Quinn felt his team lost its composure after Toronto opened the scoring on a five-on-three power play.
"We looked like we played on our heels and afraid," the coach said. "Not physically afraid, but we've played a lot of great teams this year. We've seen everybody and this is one of the great teams in the league and I was a little bit surprised because that that crept into our game. It hadn't been in our game where we were a little bit intimidated and that crept in a little bit ... There just wasn't a lot of pushback. I'm not talking fighting; I'm talking about pace."
San Jose called up tough guy Scott Sabourin, who will draw into the lineup on Tuesday. Sabourin played one game for the Leafs during the 2020-21 season.
It's a homecoming trip for Ferraro, who missed last year's game in Toronto due to injury.
"I'm pretty excited to play here again," the 25-year-old Toronto native said. "It's been a while, a couple years, but it's special. I got a lot of cousins, friends who reach out and say they're coming to the game, so it makes me more motivated to have a good night."

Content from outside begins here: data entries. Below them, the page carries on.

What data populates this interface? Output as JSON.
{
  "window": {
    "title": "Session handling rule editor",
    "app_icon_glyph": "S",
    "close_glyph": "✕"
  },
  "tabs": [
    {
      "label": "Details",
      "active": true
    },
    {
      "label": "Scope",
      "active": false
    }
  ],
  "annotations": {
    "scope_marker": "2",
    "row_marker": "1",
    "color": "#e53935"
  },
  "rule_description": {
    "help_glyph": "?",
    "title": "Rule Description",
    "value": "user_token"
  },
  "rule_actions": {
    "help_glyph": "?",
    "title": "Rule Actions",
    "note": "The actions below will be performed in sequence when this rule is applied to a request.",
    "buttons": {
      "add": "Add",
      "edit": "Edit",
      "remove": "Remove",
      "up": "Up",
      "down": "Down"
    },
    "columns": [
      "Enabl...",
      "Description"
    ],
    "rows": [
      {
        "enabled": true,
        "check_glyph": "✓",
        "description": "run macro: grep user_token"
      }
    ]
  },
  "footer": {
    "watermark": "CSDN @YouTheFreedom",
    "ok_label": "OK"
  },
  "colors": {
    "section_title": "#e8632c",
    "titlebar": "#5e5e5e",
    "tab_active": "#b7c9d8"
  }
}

Ferraro averages 22 minutes and 25 seconds of ice time to lead the Sharks.
"He's probably played the best hockey of his career over the last seven weeks," said Quinn. "He's just played with a level of confidence and calmness to his game. He's such a great skater and a physical player that sometimes he gets very busy and one of the things he's done is he's really settled his game down. He's played with confidence with the puck. He's shown more composure with the puck. He's really playing a much more complete game."
It was a tough World Juniors for Leafs prospects Fraser Minten and Easton Cowan, who were part of the Canadian team that was eliminated in the quarterfinals. But the Americans inside Toronto's dressing room certainly enjoyed seeing their country climb to the top of the podium.
"Fantastic," McCabe said with a smile. "We have a lot of Swedes in here too, so it was nice to rub it in their face a little bit."
McCabe captained Team USA to a gold medal at the 2013 World Juniors in Ufa, Russia.
"Time flies," he said. "I remember the feeling very well. It's a pretty sweet feeling. It was pretty special to win a World Championship like that at that top stage and kind of, frankly, propelled me to professional hockey as far as confidence goes."
McCabe isn't 100 per cent sure where his gold medal is.
"Honestly, I've moved so much in the last four years, I don't even know where it is right now," he admitted. "It's probably back home in Wisconsin in my closet somewhere. Maybe my kids have messed with it too. I don't know. I'll have to grab that when we get home this summer."
Leafs lines at Monday's practice:
Knies - Matthews - Marner
Bertuzzi - Tavares - Nylander
Holmberg - Domi - Jarnkrok
McMann - Kampf - Gregor
Rielly - Brodie
Benoit - McCabe
Giordano - Liljegren
Lagesson - Timmins